Entries from a dataset of interfaces
+---+

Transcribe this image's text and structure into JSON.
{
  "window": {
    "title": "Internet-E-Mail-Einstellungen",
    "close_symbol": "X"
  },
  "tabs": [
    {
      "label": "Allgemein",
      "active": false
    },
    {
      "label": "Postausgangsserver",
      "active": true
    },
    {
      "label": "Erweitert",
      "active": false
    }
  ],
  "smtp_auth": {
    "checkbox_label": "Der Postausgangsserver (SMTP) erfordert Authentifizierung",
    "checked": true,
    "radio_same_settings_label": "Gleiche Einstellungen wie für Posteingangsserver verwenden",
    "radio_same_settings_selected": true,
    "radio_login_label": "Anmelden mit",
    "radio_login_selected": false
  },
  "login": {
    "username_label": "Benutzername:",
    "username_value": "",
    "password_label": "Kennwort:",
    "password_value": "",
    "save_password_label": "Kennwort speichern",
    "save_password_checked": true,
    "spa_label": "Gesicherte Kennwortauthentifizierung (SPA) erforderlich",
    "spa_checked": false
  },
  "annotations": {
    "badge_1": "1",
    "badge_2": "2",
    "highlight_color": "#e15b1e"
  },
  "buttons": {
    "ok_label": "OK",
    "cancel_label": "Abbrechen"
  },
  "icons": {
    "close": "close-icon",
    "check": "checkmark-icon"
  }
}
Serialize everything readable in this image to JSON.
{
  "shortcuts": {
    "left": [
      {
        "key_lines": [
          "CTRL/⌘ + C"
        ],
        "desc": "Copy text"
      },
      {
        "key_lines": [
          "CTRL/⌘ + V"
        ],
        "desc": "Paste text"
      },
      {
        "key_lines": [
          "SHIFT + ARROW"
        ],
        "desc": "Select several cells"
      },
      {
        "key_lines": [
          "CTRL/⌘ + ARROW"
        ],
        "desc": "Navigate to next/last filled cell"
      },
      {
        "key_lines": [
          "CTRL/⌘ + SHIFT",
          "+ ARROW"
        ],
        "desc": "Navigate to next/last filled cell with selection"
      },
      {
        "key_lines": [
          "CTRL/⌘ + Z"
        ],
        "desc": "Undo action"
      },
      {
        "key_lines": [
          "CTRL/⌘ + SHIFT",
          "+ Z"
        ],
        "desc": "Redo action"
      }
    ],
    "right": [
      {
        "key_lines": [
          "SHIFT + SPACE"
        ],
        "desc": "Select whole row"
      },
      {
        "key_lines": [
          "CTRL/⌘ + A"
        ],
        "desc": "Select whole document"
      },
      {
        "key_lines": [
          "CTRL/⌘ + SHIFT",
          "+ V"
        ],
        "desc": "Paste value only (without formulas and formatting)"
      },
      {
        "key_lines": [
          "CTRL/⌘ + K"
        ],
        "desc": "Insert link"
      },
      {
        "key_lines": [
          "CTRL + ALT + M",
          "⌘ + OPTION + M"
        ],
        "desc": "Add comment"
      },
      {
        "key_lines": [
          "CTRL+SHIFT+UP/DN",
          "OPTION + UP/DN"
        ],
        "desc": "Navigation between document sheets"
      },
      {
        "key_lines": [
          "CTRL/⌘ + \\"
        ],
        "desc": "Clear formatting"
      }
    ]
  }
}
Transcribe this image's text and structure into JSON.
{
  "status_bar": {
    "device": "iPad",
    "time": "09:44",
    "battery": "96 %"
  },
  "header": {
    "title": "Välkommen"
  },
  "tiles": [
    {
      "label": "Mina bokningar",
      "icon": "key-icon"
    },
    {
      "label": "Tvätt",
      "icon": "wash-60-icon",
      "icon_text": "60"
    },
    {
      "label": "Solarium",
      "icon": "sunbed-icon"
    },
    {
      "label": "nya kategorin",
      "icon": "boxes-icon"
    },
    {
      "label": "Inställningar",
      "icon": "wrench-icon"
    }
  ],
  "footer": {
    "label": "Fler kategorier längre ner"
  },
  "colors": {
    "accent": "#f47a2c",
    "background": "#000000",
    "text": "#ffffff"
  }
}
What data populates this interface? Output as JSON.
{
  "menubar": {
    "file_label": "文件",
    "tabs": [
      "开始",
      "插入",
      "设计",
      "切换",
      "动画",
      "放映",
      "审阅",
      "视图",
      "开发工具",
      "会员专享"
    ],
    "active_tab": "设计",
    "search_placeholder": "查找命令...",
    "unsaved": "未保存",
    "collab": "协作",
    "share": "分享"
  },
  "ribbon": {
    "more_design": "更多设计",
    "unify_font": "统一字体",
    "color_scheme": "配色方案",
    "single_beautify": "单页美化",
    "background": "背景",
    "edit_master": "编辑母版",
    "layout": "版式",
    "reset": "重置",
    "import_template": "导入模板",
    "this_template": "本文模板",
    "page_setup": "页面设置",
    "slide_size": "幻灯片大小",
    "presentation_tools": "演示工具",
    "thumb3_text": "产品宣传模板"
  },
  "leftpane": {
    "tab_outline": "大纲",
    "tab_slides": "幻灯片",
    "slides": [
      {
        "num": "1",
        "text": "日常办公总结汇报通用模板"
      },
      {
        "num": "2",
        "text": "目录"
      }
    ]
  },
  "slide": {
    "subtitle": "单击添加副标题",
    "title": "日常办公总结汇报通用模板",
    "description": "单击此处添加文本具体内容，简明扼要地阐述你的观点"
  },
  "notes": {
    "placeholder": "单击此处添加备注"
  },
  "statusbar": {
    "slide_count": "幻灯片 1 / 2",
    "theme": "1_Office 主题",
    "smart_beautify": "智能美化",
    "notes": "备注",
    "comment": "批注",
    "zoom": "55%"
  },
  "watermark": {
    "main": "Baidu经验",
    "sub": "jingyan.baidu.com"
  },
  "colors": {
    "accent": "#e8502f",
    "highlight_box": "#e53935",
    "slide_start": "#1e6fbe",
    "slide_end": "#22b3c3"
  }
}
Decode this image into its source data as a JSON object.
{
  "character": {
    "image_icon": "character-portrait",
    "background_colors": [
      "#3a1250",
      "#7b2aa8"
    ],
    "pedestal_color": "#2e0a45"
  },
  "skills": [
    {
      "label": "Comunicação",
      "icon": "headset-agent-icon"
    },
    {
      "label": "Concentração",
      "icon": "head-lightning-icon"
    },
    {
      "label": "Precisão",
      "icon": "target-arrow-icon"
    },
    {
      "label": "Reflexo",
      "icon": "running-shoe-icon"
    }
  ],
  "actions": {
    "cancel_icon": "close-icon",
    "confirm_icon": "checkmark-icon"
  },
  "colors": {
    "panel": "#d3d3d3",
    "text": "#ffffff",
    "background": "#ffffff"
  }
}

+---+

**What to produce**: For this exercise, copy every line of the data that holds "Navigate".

**Result of this task**:
        "desc": "Navigate to next/last filled cell"
        "desc": "Navigate to next/last filled cell with selection"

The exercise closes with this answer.